# [AIM OF THE TASK]
Give an unaltered copy of the listing below, minus its pictures.

# [RECORDS SUPPLIED]

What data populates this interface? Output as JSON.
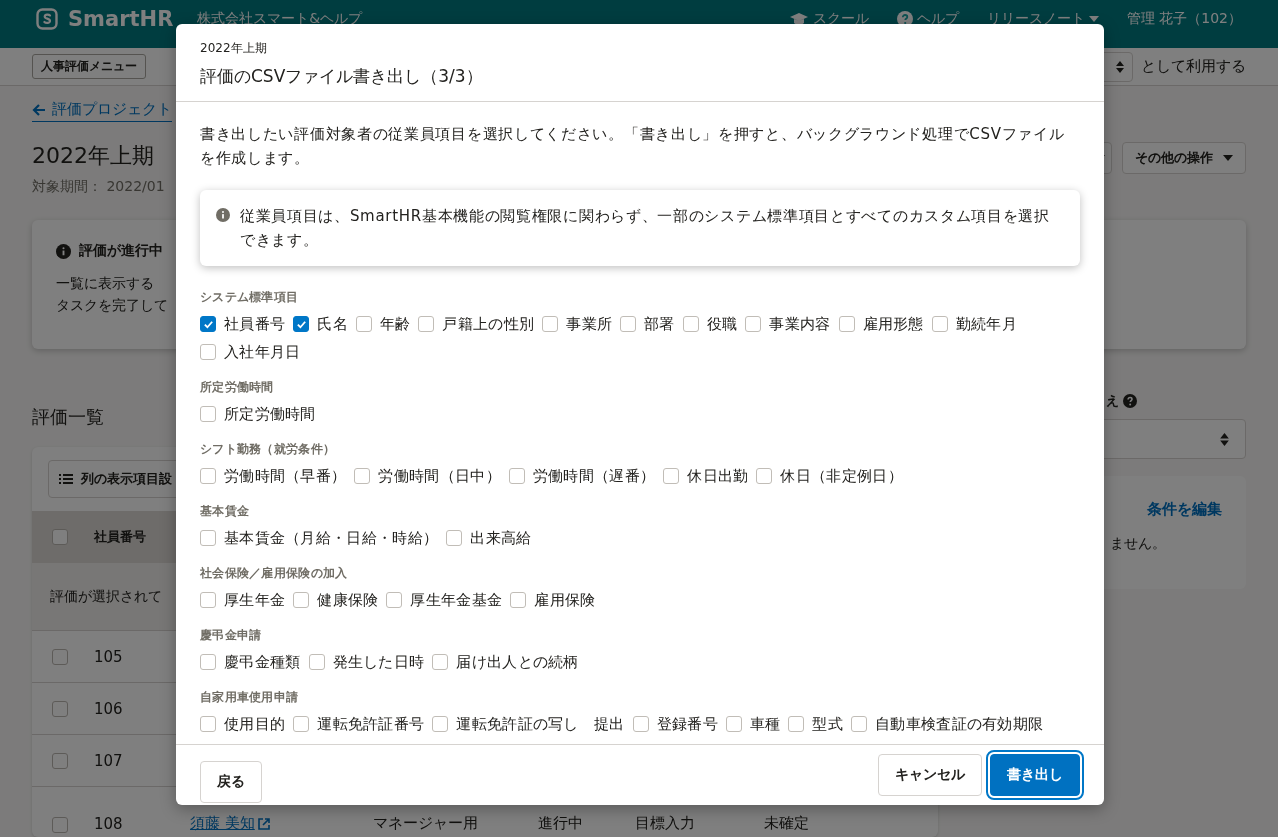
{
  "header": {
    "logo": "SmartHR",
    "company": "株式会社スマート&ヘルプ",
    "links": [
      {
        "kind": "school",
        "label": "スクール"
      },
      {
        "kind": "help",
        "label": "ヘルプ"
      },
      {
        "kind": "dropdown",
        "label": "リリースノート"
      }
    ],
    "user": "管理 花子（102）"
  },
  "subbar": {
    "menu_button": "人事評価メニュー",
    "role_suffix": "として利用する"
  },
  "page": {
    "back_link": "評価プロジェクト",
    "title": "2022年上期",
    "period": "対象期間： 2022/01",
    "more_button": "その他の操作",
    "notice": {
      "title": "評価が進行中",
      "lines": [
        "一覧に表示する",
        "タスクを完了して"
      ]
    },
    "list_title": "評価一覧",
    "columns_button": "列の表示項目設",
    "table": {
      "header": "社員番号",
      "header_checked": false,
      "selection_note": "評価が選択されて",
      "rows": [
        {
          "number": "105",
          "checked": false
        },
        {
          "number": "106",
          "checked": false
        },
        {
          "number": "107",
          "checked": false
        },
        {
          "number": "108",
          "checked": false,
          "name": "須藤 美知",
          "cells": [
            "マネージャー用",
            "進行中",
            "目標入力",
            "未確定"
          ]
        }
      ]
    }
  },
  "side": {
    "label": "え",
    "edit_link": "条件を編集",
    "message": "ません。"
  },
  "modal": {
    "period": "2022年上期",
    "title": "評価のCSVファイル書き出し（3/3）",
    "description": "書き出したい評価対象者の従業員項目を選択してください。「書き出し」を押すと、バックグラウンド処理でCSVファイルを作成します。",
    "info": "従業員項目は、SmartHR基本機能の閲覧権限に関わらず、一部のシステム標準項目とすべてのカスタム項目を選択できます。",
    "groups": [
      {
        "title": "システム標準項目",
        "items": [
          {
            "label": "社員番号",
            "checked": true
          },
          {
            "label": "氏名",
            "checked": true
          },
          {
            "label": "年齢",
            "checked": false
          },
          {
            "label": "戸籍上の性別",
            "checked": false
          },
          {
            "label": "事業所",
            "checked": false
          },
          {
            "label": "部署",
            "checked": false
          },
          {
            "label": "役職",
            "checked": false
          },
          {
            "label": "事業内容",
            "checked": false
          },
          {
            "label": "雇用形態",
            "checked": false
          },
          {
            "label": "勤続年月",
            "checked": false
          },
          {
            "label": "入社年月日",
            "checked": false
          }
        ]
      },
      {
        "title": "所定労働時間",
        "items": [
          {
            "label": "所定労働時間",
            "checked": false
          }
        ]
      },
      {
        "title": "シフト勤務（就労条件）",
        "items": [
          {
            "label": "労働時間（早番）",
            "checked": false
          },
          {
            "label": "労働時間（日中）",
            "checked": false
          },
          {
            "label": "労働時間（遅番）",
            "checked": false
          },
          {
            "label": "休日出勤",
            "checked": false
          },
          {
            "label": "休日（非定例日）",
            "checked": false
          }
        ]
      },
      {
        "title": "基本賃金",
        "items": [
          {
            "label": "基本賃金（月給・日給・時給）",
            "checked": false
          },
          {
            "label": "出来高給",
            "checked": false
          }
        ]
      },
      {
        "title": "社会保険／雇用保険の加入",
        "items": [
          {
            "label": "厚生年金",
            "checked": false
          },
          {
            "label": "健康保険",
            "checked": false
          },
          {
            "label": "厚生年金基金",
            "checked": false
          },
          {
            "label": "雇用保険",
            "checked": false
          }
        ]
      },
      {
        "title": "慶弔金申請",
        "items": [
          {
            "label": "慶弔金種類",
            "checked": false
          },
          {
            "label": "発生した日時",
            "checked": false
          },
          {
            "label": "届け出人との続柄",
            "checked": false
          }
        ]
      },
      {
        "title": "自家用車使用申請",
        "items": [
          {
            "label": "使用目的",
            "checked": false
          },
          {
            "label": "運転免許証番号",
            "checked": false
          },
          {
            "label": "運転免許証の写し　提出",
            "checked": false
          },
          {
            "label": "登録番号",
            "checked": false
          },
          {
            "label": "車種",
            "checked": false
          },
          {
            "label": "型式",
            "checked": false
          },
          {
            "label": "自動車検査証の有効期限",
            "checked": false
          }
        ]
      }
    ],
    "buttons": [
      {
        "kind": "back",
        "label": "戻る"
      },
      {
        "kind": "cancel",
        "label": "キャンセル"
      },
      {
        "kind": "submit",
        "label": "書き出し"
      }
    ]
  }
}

# [EXERCISE SOLUTION]
What data populates this interface? Output as JSON.
{
  "header": {
    "logo": "SmartHR",
    "company": "株式会社スマート&ヘルプ",
    "links": [
      {
        "kind": "school",
        "label": "スクール"
      },
      {
        "kind": "help",
        "label": "ヘルプ"
      },
      {
        "kind": "dropdown",
        "label": "リリースノート"
      }
    ],
    "user": "管理 花子（102）"
  },
  "subbar": {
    "menu_button": "人事評価メニュー",
    "role_suffix": "として利用する"
  },
  "page": {
    "back_link": "評価プロジェクト",
    "title": "2022年上期",
    "period": "対象期間： 2022/01",
    "more_button": "その他の操作",
    "notice": {
      "title": "評価が進行中",
      "lines": [
        "一覧に表示する",
        "タスクを完了して"
      ]
    },
    "list_title": "評価一覧",
    "columns_button": "列の表示項目設",
    "table": {
      "header": "社員番号",
      "header_checked": false,
      "selection_note": "評価が選択されて",
      "rows": [
        {
          "number": "105",
          "checked": false
        },
        {
          "number": "106",
          "checked": false
        },
        {
          "number": "107",
          "checked": false
        },
        {
          "number": "108",
          "checked": false,
          "name": "須藤 美知",
          "cells": [
            "マネージャー用",
            "進行中",
            "目標入力",
            "未確定"
          ]
        }
      ]
    }
  },
  "side": {
    "label": "え",
    "edit_link": "条件を編集",
    "message": "ません。"
  },
  "modal": {
    "period": "2022年上期",
    "title": "評価のCSVファイル書き出し（3/3）",
    "description": "書き出したい評価対象者の従業員項目を選択してください。「書き出し」を押すと、バックグラウンド処理でCSVファイルを作成します。",
    "info": "従業員項目は、SmartHR基本機能の閲覧権限に関わらず、一部のシステム標準項目とすべてのカスタム項目を選択できます。",
    "groups": [
      {
        "title": "システム標準項目",
        "items": [
          {
            "label": "社員番号",
            "checked": true
          },
          {
            "label": "氏名",
            "checked": true
          },
          {
            "label": "年齢",
            "checked": false
          },
          {
            "label": "戸籍上の性別",
            "checked": false
          },
          {
            "label": "事業所",
            "checked": false
          },
          {
            "label": "部署",
            "checked": false
          },
          {
            "label": "役職",
            "checked": false
          },
          {
            "label": "事業内容",
            "checked": false
          },
          {
            "label": "雇用形態",
            "checked": false
          },
          {
            "label": "勤続年月",
            "checked": false
          },
          {
            "label": "入社年月日",
            "checked": false
          }
        ]
      },
      {
        "title": "所定労働時間",
        "items": [
          {
            "label": "所定労働時間",
            "checked": false
          }
        ]
      },
      {
        "title": "シフト勤務（就労条件）",
        "items": [
          {
            "label": "労働時間（早番）",
            "checked": false
          },
          {
            "label": "労働時間（日中）",
            "checked": false
          },
          {
            "label": "労働時間（遅番）",
            "checked": false
          },
          {
            "label": "休日出勤",
            "checked": false
          },
          {
            "label": "休日（非定例日）",
            "checked": false
          }
        ]
      },
      {
        "title": "基本賃金",
        "items": [
          {
            "label": "基本賃金（月給・日給・時給）",
            "checked": false
          },
          {
            "label": "出来高給",
            "checked": false
          }
        ]
      },
      {
        "title": "社会保険／雇用保険の加入",
        "items": [
          {
            "label": "厚生年金",
            "checked": false
          },
          {
            "label": "健康保険",
            "checked": false
          },
          {
            "label": "厚生年金基金",
            "checked": false
          },
          {
            "label": "雇用保険",
            "checked": false
          }
        ]
      },
      {
        "title": "慶弔金申請",
        "items": [
          {
            "label": "慶弔金種類",
            "checked": false
          },
          {
            "label": "発生した日時",
            "checked": false
          },
          {
            "label": "届け出人との続柄",
            "checked": false
          }
        ]
      },
      {
        "title": "自家用車使用申請",
        "items": [
          {
            "label": "使用目的",
            "checked": false
          },
          {
            "label": "運転免許証番号",
            "checked": false
          },
          {
            "label": "運転免許証の写し　提出",
            "checked": false
          },
          {
            "label": "登録番号",
            "checked": false
          },
          {
            "label": "車種",
            "checked": false
          },
          {
            "label": "型式",
            "checked": false
          },
          {
            "label": "自動車検査証の有効期限",
            "checked": false
          }
        ]
      }
    ],
    "buttons": [
      {
        "kind": "back",
        "label": "戻る"
      },
      {
        "kind": "cancel",
        "label": "キャンセル"
      },
      {
        "kind": "submit",
        "label": "書き出し"
      }
    ]
  }
}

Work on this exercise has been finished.